There is only one solution that this author is aware of, which was suggested by Rabbi Shlomo Miller. The borrower may ask someone else to do him a favor and make the mortgage payments on his behalf without a guarantee of repayment. Then, after each payment, the borrower may repay the person who laid the money out for him, since he hadn’t promised him that he would repay him.
Although this author is not sure what his reasoning is, it may be based on a Gemara in Bava Metzia 69b. The Gemara mentions two types of situations of ribbis that is not paid directly from the borrower to the lender. The first situation is where Reuven (the middleman) gives money to Shimon (the lender) to entice him to lend money to Levi (the borrower). The second is where Reuven (the borrower) pays money to Shimon (the middleman) to convince Levi (the lender) to lend money to Reuven. In both cases, since the ribbis isn’t being paid directly from the borrower to the lender, it is permitted.
The Shulchan Aruch 160:13 quotes the first din and qualifies it by saying that Reuven (the middleman) may not recoup his money from Levi (the borrower). Also, Levi may not tell Reuven to give the money to Shimon to convince him to lend money to him; Rueven must do this of his own volition.
This second qualification is subject to dispute. The Shach (18) rules that it is permitted, and also mentions that even those who prohibit would not consider it to be a biblical prohibition. The Pischai Teshuva (9) brings an opinion that it would be a biblical prohibition, and brings another opinion that holds that even the first
qualification of the Shulchan Aruch would only be prohibited rabbinically.

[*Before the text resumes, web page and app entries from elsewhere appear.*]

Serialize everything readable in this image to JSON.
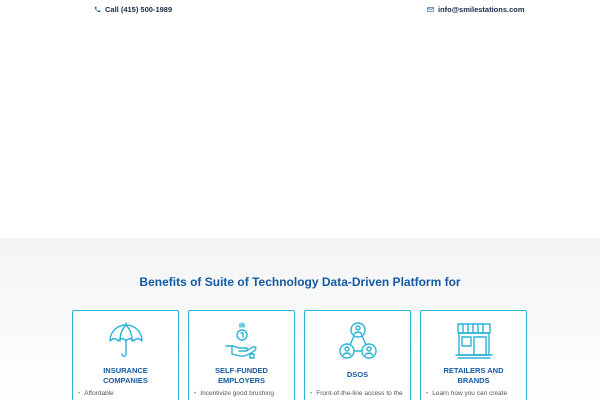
{
  "topbar": {
    "phone": "Call (415) 500-1989",
    "email": "info@smilestations.com"
  },
  "benefits": {
    "title": "Benefits of Suite of Technology Data-Driven Platform for",
    "cards": [
      {
        "title_line1": "INSURANCE",
        "title_line2": "COMPANIES",
        "bullet": "Affordable",
        "icon": "umbrella-icon"
      },
      {
        "title_line1": "SELF-FUNDED",
        "title_line2": "EMPLOYERS",
        "bullet": "Incentivize good brushing",
        "icon": "hand-coin-icon"
      },
      {
        "title_line1": "DSOs",
        "title_line2": "",
        "bullet": "Front-of-the-line access to the",
        "icon": "network-people-icon"
      },
      {
        "title_line1": "RETAILERS AND",
        "title_line2": "BRANDS",
        "bullet": "Learn how you can create",
        "icon": "storefront-icon"
      }
    ]
  },
  "colors": {
    "accent": "#135aa3",
    "icon": "#2bb3d6",
    "section_bg": "#f3f4f5"
  }
}
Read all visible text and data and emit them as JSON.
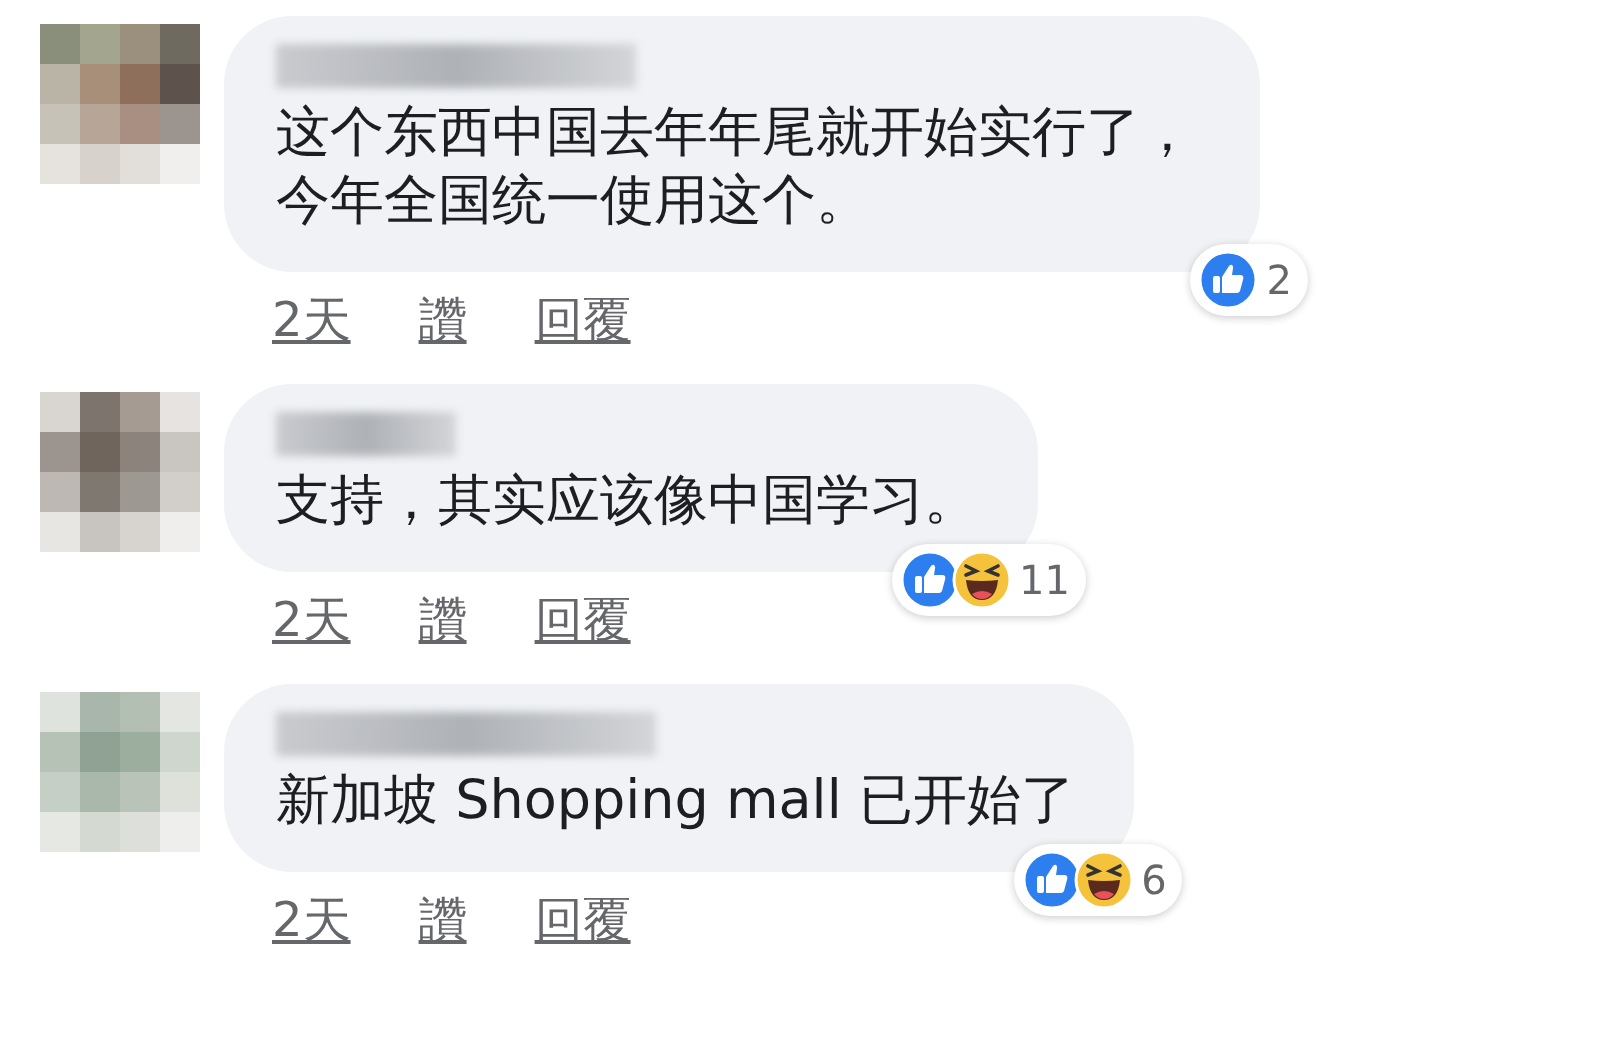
{
  "comments": [
    {
      "text": "这个东西中国去年年尾就开始实行了，今年全国统一使用这个。",
      "reactions": [
        {
          "kind": "like"
        }
      ],
      "reaction_count": "2",
      "time": "2天",
      "like_link": "讚",
      "reply_link": "回覆"
    },
    {
      "text": "支持，其实应该像中国学习。",
      "reactions": [
        {
          "kind": "like"
        },
        {
          "kind": "haha"
        }
      ],
      "reaction_count": "11",
      "time": "2天",
      "like_link": "讚",
      "reply_link": "回覆"
    },
    {
      "text": "新加坡 Shopping mall 已开始了",
      "reactions": [
        {
          "kind": "like"
        },
        {
          "kind": "haha"
        }
      ],
      "reaction_count": "6",
      "time": "2天",
      "like_link": "讚",
      "reply_link": "回覆"
    }
  ]
}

All of this would not seem to be too helpful, since everyone agrees that there is a rabbinic prohibition in the case where the borrower repays the middleman. However, the Ram”a 160:1 writes that regarding rabbinically prohibited ribbis, the borrower only transgresses the prohibition of Lifnei Iver. When it comes to this prohibition of Lifnei Iver, there are opinions who hold that if the lender would have been able to lend to an irreligious Jew who wouldn’t have been concerned about the ribbis prohibition, the religious Jew who borrows from him doesn’t transgress Lifnei Iver. Additionally, there is a minority opinion that one may borrow from an irreligious Jew and pay interest. Although this opinion is generally disregarded, it nevertheless adds another reason to be lenient.
This author believes that it is possible that Rabbi Miller used all of these calculations in providing this leniency, which, while impractical, may be the only way out for a person who finds himself in this predicament.